──────── Exercise data
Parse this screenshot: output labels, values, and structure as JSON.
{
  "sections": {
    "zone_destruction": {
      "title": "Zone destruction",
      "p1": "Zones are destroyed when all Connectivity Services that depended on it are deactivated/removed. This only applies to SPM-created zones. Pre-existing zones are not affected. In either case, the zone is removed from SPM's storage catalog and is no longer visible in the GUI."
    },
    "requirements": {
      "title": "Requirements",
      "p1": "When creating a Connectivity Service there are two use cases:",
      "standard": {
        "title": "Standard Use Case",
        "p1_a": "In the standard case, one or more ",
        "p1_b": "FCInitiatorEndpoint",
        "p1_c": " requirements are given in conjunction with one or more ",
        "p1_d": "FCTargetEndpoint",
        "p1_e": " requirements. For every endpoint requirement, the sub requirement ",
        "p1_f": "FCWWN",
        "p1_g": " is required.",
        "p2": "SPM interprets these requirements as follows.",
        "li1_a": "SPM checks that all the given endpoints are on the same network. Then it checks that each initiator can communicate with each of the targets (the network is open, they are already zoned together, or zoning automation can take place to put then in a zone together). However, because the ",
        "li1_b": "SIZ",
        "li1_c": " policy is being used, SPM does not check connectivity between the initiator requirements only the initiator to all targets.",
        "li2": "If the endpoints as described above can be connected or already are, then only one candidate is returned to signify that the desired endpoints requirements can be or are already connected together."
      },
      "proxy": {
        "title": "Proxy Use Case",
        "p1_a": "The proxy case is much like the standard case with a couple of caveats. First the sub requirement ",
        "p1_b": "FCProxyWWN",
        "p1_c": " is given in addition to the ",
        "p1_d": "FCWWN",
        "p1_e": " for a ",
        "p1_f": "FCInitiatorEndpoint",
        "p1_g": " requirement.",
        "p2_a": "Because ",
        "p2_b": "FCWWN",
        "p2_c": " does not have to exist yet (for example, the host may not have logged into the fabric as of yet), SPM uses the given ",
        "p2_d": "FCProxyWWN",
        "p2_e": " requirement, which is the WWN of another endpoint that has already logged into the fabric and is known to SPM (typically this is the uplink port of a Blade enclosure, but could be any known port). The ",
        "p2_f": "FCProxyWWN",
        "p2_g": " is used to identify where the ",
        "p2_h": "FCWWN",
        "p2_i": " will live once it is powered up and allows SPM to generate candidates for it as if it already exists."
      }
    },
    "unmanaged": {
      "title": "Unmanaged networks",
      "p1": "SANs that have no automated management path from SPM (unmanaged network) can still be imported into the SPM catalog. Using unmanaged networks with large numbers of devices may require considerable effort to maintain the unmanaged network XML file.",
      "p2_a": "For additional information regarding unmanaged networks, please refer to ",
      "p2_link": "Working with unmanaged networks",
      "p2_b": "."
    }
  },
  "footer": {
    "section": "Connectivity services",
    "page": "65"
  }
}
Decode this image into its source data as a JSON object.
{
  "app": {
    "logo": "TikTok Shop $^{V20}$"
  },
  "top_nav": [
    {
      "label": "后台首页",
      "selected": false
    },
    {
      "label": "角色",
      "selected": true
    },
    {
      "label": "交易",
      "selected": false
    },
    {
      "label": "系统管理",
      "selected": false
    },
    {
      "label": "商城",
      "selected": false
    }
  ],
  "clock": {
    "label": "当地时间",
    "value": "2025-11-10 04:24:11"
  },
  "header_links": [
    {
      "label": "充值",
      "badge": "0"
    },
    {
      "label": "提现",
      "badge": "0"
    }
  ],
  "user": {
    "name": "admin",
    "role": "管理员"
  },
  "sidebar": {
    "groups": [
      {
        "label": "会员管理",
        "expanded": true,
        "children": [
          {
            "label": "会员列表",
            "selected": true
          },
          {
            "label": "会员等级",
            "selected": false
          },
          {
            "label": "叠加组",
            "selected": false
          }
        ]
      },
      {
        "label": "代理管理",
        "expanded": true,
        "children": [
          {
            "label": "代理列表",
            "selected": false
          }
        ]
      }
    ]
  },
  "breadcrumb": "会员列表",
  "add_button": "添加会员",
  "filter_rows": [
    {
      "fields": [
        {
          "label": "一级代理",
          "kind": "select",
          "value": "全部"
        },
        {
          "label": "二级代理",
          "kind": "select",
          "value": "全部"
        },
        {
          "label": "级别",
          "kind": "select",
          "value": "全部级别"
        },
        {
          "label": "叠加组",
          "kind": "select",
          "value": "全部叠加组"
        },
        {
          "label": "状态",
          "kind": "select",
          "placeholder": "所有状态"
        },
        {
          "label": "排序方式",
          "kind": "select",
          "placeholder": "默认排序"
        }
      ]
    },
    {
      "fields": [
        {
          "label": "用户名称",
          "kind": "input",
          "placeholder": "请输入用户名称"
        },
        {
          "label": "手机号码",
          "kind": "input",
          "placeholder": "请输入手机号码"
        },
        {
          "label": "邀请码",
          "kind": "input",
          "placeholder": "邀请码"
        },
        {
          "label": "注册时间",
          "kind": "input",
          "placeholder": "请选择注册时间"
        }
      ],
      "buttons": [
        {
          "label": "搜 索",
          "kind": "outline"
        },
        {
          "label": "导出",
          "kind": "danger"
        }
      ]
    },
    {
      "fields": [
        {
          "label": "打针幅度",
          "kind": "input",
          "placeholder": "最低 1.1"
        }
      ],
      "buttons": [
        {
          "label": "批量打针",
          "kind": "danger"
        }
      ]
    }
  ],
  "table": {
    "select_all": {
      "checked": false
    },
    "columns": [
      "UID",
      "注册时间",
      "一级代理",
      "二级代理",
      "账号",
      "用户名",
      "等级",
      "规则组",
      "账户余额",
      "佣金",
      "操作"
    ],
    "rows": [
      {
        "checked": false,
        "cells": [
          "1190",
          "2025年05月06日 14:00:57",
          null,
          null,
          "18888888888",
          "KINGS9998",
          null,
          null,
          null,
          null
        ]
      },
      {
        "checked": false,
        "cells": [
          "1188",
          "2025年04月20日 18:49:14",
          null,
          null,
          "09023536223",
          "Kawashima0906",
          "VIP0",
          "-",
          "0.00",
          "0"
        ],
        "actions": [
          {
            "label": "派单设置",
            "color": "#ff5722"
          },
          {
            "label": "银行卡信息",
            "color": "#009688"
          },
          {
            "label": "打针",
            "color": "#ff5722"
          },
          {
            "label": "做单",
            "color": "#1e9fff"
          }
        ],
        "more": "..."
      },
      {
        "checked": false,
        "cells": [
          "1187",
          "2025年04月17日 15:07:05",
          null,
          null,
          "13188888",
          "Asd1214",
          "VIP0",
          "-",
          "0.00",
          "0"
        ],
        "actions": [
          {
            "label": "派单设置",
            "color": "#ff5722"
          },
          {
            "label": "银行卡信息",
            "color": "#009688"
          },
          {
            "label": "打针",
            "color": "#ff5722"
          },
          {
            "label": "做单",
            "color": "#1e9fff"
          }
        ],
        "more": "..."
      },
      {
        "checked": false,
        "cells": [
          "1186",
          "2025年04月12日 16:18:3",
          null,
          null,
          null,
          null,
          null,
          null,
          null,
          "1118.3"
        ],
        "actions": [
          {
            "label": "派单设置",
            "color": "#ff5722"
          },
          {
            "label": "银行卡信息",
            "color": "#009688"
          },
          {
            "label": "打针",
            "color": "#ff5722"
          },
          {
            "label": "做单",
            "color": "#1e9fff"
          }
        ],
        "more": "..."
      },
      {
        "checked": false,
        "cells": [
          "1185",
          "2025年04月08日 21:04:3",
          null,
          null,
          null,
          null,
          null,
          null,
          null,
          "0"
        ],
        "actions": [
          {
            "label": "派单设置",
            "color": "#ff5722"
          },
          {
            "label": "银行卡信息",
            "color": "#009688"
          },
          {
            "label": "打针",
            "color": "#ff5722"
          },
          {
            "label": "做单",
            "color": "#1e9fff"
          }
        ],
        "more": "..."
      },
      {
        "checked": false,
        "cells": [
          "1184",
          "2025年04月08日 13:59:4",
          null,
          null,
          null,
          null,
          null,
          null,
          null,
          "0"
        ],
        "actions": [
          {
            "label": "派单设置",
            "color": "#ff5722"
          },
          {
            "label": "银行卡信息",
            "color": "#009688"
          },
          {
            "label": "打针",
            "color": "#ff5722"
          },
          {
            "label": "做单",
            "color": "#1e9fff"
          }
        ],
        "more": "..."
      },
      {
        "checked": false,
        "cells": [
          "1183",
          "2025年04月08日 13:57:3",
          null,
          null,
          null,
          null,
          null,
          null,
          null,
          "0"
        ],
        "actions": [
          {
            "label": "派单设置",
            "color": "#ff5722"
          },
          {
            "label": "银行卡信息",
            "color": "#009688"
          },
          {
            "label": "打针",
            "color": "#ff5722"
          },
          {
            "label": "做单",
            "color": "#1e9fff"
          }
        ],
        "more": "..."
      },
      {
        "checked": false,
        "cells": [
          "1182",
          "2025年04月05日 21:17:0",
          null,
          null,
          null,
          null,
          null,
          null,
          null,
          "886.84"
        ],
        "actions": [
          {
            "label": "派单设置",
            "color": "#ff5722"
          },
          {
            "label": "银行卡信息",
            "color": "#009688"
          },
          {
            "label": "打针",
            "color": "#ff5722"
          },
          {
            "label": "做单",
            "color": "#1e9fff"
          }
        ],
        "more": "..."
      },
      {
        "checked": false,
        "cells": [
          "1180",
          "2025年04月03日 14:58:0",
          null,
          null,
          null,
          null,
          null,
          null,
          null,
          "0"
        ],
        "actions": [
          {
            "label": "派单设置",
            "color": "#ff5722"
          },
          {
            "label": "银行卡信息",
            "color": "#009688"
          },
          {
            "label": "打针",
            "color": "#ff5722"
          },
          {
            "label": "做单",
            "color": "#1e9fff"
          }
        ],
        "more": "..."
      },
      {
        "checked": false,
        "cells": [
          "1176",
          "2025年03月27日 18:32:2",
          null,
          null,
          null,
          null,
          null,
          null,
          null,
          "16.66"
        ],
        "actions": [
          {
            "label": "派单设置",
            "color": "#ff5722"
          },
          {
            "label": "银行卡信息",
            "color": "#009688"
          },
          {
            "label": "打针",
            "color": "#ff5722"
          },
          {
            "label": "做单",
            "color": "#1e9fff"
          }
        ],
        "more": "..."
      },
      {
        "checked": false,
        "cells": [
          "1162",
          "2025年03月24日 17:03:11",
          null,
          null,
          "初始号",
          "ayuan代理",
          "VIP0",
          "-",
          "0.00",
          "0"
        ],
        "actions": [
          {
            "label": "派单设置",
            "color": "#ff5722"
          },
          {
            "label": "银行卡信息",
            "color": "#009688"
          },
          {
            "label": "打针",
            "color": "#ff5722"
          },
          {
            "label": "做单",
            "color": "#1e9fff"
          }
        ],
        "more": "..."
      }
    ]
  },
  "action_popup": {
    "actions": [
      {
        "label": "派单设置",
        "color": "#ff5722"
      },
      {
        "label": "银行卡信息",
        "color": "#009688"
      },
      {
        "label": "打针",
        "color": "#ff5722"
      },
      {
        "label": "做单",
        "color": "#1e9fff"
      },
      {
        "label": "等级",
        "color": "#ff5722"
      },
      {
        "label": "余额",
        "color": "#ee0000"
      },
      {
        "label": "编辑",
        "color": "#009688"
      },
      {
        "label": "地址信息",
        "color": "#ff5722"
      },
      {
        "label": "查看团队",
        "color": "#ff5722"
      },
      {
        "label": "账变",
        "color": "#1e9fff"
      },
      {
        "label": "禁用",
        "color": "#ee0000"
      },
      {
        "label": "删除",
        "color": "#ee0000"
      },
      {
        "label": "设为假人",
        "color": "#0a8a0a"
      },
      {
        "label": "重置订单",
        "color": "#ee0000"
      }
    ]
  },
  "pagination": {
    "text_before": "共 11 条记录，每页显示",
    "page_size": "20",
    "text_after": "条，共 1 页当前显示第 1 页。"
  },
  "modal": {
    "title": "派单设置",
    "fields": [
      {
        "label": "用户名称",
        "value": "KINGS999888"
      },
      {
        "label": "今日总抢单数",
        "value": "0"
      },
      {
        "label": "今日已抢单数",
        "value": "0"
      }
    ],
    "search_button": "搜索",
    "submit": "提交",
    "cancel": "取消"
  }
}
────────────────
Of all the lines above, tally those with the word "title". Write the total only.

6